    In any case, the problem of administrative bloat also highlights the reality of trade-offs in university budgeting. Let’s suppose for the moment that, yes, all adjuncts “deserve” more money than they currently receive and that money may be found by simply reallocating it from administration. Consider the following questions, some of which have more obvious answers than others. In order to fund the adjuncts:

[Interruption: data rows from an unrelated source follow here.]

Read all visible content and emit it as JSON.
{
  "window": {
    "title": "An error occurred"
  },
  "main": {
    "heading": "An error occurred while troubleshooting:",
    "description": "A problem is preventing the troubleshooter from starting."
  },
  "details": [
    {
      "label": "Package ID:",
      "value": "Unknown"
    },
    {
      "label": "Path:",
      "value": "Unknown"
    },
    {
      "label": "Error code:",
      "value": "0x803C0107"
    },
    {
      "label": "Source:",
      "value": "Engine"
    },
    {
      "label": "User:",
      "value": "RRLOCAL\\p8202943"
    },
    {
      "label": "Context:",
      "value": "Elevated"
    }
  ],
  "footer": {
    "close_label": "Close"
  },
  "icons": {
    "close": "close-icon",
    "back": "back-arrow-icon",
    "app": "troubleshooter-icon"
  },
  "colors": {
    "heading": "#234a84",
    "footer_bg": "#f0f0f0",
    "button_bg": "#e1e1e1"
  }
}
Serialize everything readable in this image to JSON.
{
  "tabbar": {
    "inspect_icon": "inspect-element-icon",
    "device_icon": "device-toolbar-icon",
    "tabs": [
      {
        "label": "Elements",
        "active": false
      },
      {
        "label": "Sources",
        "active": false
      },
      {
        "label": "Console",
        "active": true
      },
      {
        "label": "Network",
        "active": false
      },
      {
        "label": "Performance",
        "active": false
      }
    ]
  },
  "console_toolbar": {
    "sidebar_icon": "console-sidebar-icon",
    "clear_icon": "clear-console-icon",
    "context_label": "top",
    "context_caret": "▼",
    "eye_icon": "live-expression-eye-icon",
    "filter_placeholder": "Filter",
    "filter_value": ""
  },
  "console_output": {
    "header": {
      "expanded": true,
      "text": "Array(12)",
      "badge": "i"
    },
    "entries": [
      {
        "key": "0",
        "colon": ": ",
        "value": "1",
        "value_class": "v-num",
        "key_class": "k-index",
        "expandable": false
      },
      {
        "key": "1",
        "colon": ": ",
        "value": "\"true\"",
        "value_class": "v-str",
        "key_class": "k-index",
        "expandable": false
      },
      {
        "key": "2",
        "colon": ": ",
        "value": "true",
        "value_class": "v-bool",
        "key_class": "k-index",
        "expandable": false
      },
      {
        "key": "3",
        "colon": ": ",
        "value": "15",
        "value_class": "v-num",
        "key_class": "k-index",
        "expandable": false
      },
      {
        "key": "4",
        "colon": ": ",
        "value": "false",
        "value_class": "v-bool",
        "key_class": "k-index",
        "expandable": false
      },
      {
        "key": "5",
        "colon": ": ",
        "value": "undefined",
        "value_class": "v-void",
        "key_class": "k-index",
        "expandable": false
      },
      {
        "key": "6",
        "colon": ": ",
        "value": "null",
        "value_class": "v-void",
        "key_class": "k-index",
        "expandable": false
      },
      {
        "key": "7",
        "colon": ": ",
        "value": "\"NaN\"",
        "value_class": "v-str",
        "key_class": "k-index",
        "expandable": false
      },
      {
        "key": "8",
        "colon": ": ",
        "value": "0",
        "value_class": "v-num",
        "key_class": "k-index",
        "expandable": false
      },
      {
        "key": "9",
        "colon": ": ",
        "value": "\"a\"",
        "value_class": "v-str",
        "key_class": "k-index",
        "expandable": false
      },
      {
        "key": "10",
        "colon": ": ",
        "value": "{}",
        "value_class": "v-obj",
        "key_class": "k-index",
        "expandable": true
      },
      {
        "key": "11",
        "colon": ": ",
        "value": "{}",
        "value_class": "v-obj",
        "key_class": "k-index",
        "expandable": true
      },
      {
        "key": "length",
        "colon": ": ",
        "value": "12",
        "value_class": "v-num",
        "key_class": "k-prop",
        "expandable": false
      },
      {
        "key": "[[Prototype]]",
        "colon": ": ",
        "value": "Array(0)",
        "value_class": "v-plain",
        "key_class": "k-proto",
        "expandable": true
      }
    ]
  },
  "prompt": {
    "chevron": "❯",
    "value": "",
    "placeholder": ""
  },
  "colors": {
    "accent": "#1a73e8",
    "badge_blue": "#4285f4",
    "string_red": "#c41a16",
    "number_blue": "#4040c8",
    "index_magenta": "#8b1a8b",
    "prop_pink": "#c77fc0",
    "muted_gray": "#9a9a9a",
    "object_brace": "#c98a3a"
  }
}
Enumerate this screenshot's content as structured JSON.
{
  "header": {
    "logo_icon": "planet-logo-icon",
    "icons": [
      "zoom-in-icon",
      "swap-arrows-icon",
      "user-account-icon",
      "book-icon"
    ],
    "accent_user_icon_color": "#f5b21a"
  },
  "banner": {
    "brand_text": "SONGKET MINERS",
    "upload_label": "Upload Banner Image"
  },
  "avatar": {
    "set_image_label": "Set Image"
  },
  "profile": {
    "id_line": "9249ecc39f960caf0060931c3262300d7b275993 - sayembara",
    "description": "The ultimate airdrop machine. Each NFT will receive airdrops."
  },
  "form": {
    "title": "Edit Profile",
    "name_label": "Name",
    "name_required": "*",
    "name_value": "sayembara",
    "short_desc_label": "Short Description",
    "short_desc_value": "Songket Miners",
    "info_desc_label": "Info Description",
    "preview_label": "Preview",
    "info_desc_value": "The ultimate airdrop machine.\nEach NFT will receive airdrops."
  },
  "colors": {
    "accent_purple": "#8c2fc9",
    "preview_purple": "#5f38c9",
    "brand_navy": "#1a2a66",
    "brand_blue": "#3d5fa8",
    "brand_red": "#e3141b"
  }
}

    1. Are you willing to reduce administrative functions that are charged with ensuring federal regulatory compliance, or conducting institutional review for accreditation purposes?
    2. Are you willing to cut student life and student recreation offices, which tend to provide perks that attract new students to enroll?
    3. Are you willing to close down the campus writing center, or other similar non-teaching curricular support offices?
    4. Are you willing to cut back on campus IT services?
    5. Are you willing to eliminate student counseling services?
    6. Are you willing to defund the professional staff in all of those deanlet offices that support student clubs, student government, and student activism?
    7. Are you willing to shutter the Office of Diversity and Inclusion?
    8. Are you willing to scale back the financial aid office? Or the admissions office?
    9. Are you willing to cut community engagement functions? Or cut campus life functionaries who support cultural and artistic endeavors?
    10. Are you willing to give up your campus’ effort to become “carbon neutral” by the year 2030, and close down its Sustainability Office

    All of these things and more have administrative functions to them that fall under the very same lower level administrative staff that caused almost the entirety of the same administrative growth you bemoan on the whole and tout as a source of funding to be reclaimed.

    We might also ask the following: what do you plan to do with the administrative staff in university fundraising and development? Their ranks have grown too and, generally speaking, they are net revenue producers. It might be worth mentioning at this point that many of the madjunct ideological devotees attack the revenue that the development office brings in when they dislike (or harbor conspiratorial prejudices about) the private-sector source, even when it goes toward hiring more faculty. In any case, cutting development staff – a part of the gray line, for the most part – would likely cause the actual loss of funding.

    As with most aspects of the university system, it’s more complicated than the shallow presentations found in the activist, public, and media discourse about higher ed.

    Note that I am not disputing the presence of waste in these areas, and quite the contrary. I suspect that it is abundant, and I suspect that universities could survive and thrive while scaling back many of these functions and even eliminating a few of them. That said, knowing the commonly expressed preferences of university faculty at large and adjunct union activists in particular, I also suspect many of the most obvious areas I might target for cuts are also areas that they strongly support retaining (any madjunct volunteers want to lead the charge to close ineffective and politicized writing centers? How about eliminating spending on all the silly carbon footprint reduction initiatives?).

    So yes, we should cut administrative bloat. And we should have a discussion about where its funding should be reallocated, whether it means more pay for part time faculty or lower tuition for students or a refund for taxpayers or something else entirely. But in order to have that discussion, we also need to recognize that there will be trade-offs involved – including trade-offs that many nominal advocates of administrative reform will be less-than-eager to make once they move beyond activist slogans about fighting “badmin” and into the weeds of deciding what is actually being spent and where.